Are you ready to TAP the POWER of Maha Shiva Ratri on Feb 18? Then, prepare for this momentous event by understanding how to engage your spiritual practice on this auspicious night.
The word “rātri” means night, so this is the night of Shiva. Technically, it occurs once a month on the day before the new moon, so there are twelve such nights each year. Maha means great! The Great Night Of Shiva, which often occurs in February or March, is exceptional. In a nod to Tolkien, it is a night to rule them all.
The night and the moon have a special place in spiritual practices associated with Lord Shiva.
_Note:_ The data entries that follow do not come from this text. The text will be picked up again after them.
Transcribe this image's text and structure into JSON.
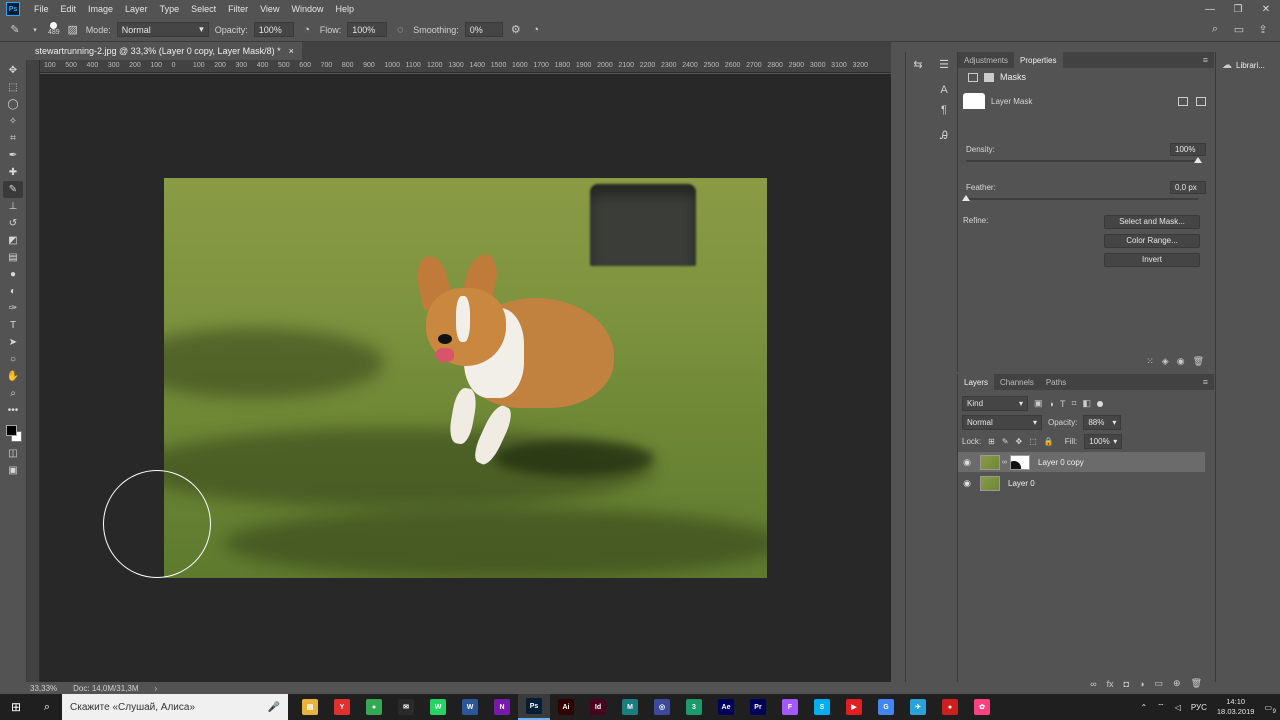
{
  "menubar": {
    "logo": "Ps",
    "items": [
      "File",
      "Edit",
      "Image",
      "Layer",
      "Type",
      "Select",
      "Filter",
      "View",
      "Window",
      "Help"
    ],
    "controls": [
      "—",
      "❐",
      "✕"
    ]
  },
  "options": {
    "brush_size": "489",
    "mode_label": "Mode:",
    "mode_value": "Normal",
    "opacity_label": "Opacity:",
    "opacity_value": "100%",
    "flow_label": "Flow:",
    "flow_value": "100%",
    "smoothing_label": "Smoothing:",
    "smoothing_value": "0%"
  },
  "document": {
    "tab_title": "stewartrunning-2.jpg @ 33,3% (Layer 0 copy, Layer Mask/8) *",
    "close": "×"
  },
  "ruler": {
    "labels": [
      "100",
      "500",
      "400",
      "300",
      "200",
      "100",
      "0",
      "100",
      "200",
      "300",
      "400",
      "500",
      "600",
      "700",
      "800",
      "900",
      "1000",
      "1100",
      "1200",
      "1300",
      "1400",
      "1500",
      "1600",
      "1700",
      "1800",
      "1900",
      "2000",
      "2100",
      "2200",
      "2300",
      "2400",
      "2500",
      "2600",
      "2700",
      "2800",
      "2900",
      "3000",
      "3100",
      "3200"
    ]
  },
  "properties": {
    "tabs": [
      "Adjustments",
      "Properties"
    ],
    "active_tab": "Properties",
    "section_title": "Masks",
    "mask_label": "Layer Mask",
    "density_label": "Density:",
    "density_value": "100%",
    "density_level": 1.0,
    "feather_label": "Feather:",
    "feather_value": "0,0 px",
    "feather_level": 0.0,
    "refine_label": "Refine:",
    "buttons": [
      "Select and Mask...",
      "Color Range...",
      "Invert"
    ]
  },
  "layers": {
    "tabs": [
      "Layers",
      "Channels",
      "Paths"
    ],
    "active_tab": "Layers",
    "kind_label": "Kind",
    "blend_mode": "Normal",
    "opacity_label": "Opacity:",
    "opacity_value": "88%",
    "lock_label": "Lock:",
    "fill_label": "Fill:",
    "fill_value": "100%",
    "items": [
      {
        "name": "Layer 0 copy",
        "selected": true,
        "has_mask": true
      },
      {
        "name": "Layer 0",
        "selected": false,
        "has_mask": false
      }
    ]
  },
  "libraries": {
    "label": "Librari..."
  },
  "status": {
    "zoom": "33,33%",
    "doc": "Doc: 14,0M/31,3M",
    "arrow": "›"
  },
  "taskbar": {
    "search_placeholder": "Скажите «Слушай, Алиса»",
    "apps": [
      {
        "label": "▤",
        "color": "#e8b339"
      },
      {
        "label": "Y",
        "color": "#e03030"
      },
      {
        "label": "●",
        "color": "#34a853"
      },
      {
        "label": "✉",
        "color": "#2a2a2a"
      },
      {
        "label": "W",
        "color": "#25d366"
      },
      {
        "label": "W",
        "color": "#2b579a"
      },
      {
        "label": "N",
        "color": "#7719aa"
      },
      {
        "label": "Ps",
        "color": "#001e36"
      },
      {
        "label": "Ai",
        "color": "#330000"
      },
      {
        "label": "Id",
        "color": "#49021f"
      },
      {
        "label": "M",
        "color": "#1a7e7e"
      },
      {
        "label": "◎",
        "color": "#3b4a9a"
      },
      {
        "label": "3",
        "color": "#1d9a6c"
      },
      {
        "label": "Ae",
        "color": "#00005b"
      },
      {
        "label": "Pr",
        "color": "#00005b"
      },
      {
        "label": "F",
        "color": "#a259ff"
      },
      {
        "label": "S",
        "color": "#00aff0"
      },
      {
        "label": "▶",
        "color": "#e02020"
      },
      {
        "label": "G",
        "color": "#4285f4"
      },
      {
        "label": "✈",
        "color": "#2aa1da"
      },
      {
        "label": "●",
        "color": "#cc1f1f"
      },
      {
        "label": "✿",
        "color": "#ff4081"
      }
    ],
    "tray_lang": "РУС",
    "time": "14:10",
    "date": "18.03.2019",
    "notification": "9"
  }
}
For those who have a solid connection to feminist spiritual traditions, like Wicca or Paganism, it would be refreshing that a male deity is associated so strongly with the full moon, usually with goddess worship.
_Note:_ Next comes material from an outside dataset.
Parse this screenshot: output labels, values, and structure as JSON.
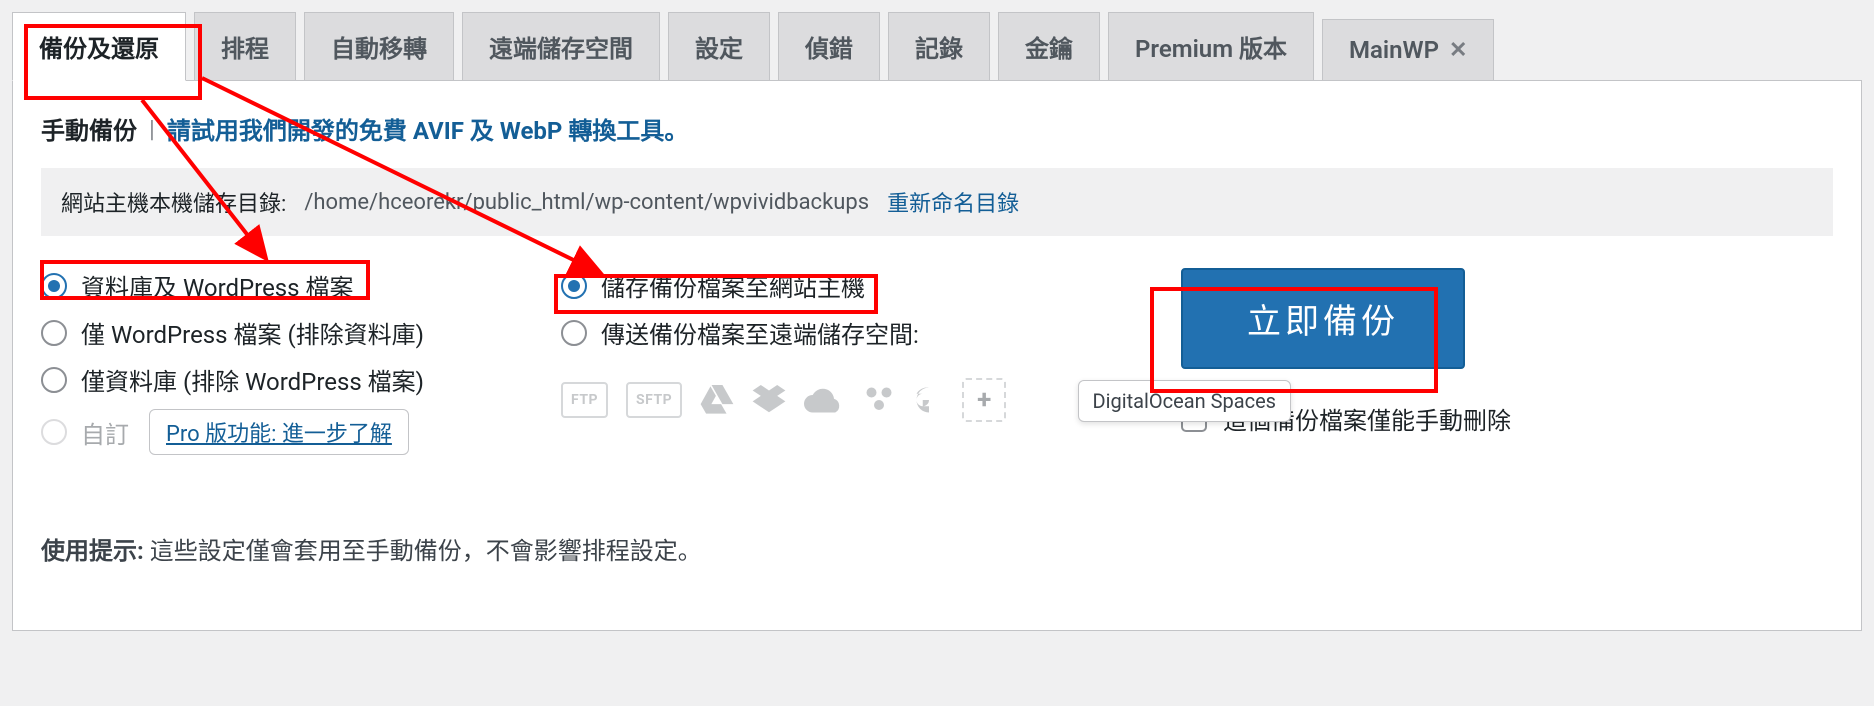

Shiva has a strong feminine side to him. He is also ardhanari, the half-lord, who is half-woman, featured with one breast and posturing an effeminate stance. This integration of male and female anatomy in a deity is also an excellent symbol of GBLTQ culture and spirituality. With the pain experienced by trans children and youth, we might want to offer special prayers for those who are gender fluid in our time, seeking the love, appreciation, and acceptance into a society that all humans crave in our need to belong.
According to tradition, Shiva absolves the sins of those who fast on Maha Shiva Ratri. Apart from fasting, there are rituals, including Shiva Puja (making offerings to the Shiva lingam) and Rudra Abhisekham, an elaborate ceremony done in temples that we also study, practice, and perform in our Yogic Mystery School.
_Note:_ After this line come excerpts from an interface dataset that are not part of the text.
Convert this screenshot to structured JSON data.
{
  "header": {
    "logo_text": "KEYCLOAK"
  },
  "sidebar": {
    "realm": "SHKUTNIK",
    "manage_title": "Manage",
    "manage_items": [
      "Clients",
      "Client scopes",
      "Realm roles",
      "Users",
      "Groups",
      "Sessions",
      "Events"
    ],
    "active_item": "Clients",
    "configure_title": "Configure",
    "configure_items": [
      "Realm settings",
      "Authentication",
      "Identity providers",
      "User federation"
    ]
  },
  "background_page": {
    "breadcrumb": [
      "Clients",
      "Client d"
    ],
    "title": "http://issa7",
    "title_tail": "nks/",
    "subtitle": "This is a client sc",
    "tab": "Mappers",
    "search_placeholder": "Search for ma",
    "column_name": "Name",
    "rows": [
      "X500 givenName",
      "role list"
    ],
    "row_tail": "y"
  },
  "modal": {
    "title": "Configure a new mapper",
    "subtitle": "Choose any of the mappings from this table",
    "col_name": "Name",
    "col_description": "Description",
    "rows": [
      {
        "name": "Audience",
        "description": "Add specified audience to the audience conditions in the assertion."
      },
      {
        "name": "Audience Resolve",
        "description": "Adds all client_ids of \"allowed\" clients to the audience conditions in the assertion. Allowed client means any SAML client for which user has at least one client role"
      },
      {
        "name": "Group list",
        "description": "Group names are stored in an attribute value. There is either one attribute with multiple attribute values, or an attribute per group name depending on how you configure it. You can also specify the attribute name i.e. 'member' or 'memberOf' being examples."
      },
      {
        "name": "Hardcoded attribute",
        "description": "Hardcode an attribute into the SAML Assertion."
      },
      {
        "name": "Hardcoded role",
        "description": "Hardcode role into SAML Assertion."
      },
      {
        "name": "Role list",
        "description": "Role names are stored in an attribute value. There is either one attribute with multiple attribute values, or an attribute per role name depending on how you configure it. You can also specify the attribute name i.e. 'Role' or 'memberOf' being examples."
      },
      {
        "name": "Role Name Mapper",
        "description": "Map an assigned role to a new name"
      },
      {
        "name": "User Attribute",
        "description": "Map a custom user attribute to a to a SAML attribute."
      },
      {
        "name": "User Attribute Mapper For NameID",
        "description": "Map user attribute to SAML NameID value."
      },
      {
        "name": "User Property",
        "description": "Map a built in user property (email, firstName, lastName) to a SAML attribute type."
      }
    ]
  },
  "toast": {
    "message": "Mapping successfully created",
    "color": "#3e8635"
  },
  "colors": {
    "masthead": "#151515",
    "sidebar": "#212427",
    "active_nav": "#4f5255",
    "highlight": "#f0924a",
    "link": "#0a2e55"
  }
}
For simplicity, the practice of Maha Shiva Ratri is continuity of awareness, an unbroken connection of one’s loving intention towards the sacred masculine as the embodiment of pure consciousness. One can chant Om Namah Shivaya all night long, dance ecstatically, or do kirtan (devotional singing).
The most potent practice of Maha Shiva Ratri is the Sri Rudra pārāyanam. In Shiva temples, the chanting of Ekadaśa Rudram—eleven rounds of the Namakam followed by one Camakam from the Yajur Veda. There are more involved forms of recitation, such as Laghu Rudram (eleven rounds of Ekadaśa), Maha Rudram (eleven rounds of Laghu), and Ari Rudram ((eleven rounds of Maha Rudram).
The result of such chanting on the night of Maha Shiva Ratri is the gift of awakened consciousness and a sense of blessing that floods the soul in a way that lasts for a significant amount of time.
Shiva Ratri comes and goes each year. You can build on the momentum of your practice by carrying the experience forward through this year with deep inner work and healing around the sacred masculine (our Yogic Mystery School process), Shiva Puja and Rudra Abhisekham (holy rituals), and Rudra Parayana (reciting mantras).